Start of Stored data

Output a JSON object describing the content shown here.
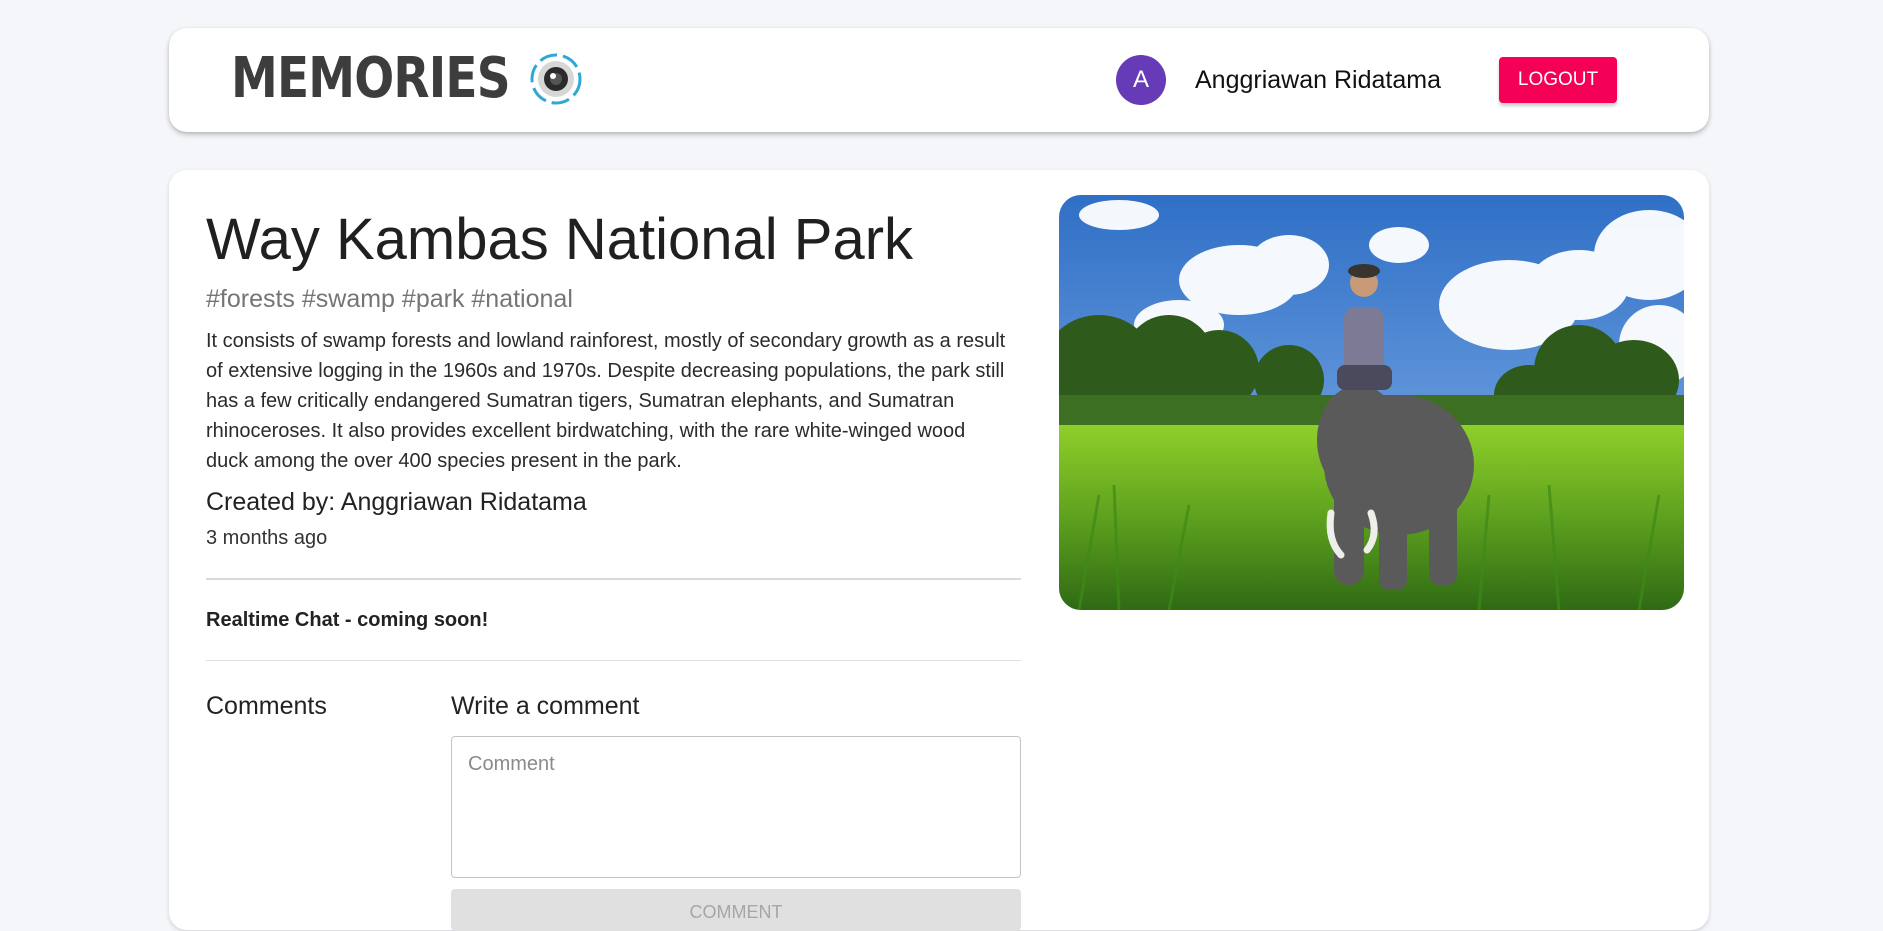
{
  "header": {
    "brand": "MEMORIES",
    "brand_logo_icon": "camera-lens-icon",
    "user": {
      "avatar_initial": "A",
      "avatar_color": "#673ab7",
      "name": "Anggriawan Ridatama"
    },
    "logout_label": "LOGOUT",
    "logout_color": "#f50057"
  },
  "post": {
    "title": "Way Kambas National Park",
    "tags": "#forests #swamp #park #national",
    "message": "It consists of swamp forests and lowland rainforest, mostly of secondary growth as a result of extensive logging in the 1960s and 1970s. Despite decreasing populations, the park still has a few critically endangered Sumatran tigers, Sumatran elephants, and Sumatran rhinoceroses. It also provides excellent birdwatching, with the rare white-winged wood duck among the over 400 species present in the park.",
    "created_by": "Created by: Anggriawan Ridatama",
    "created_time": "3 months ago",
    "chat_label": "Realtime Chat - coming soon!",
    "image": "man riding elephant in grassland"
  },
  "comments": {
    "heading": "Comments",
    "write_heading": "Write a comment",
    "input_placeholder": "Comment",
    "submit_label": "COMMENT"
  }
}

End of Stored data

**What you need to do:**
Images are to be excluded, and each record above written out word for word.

**Answer box:**
Output a JSON object describing the content shown here.
{
  "header": {
    "brand": "MEMORIES",
    "brand_logo_icon": "camera-lens-icon",
    "user": {
      "avatar_initial": "A",
      "avatar_color": "#673ab7",
      "name": "Anggriawan Ridatama"
    },
    "logout_label": "LOGOUT",
    "logout_color": "#f50057"
  },
  "post": {
    "title": "Way Kambas National Park",
    "tags": "#forests #swamp #park #national",
    "message": "It consists of swamp forests and lowland rainforest, mostly of secondary growth as a result of extensive logging in the 1960s and 1970s. Despite decreasing populations, the park still has a few critically endangered Sumatran tigers, Sumatran elephants, and Sumatran rhinoceroses. It also provides excellent birdwatching, with the rare white-winged wood duck among the over 400 species present in the park.",
    "created_by": "Created by: Anggriawan Ridatama",
    "created_time": "3 months ago",
    "chat_label": "Realtime Chat - coming soon!",
    "image": "man riding elephant in grassland"
  },
  "comments": {
    "heading": "Comments",
    "write_heading": "Write a comment",
    "input_placeholder": "Comment",
    "submit_label": "COMMENT"
  }
}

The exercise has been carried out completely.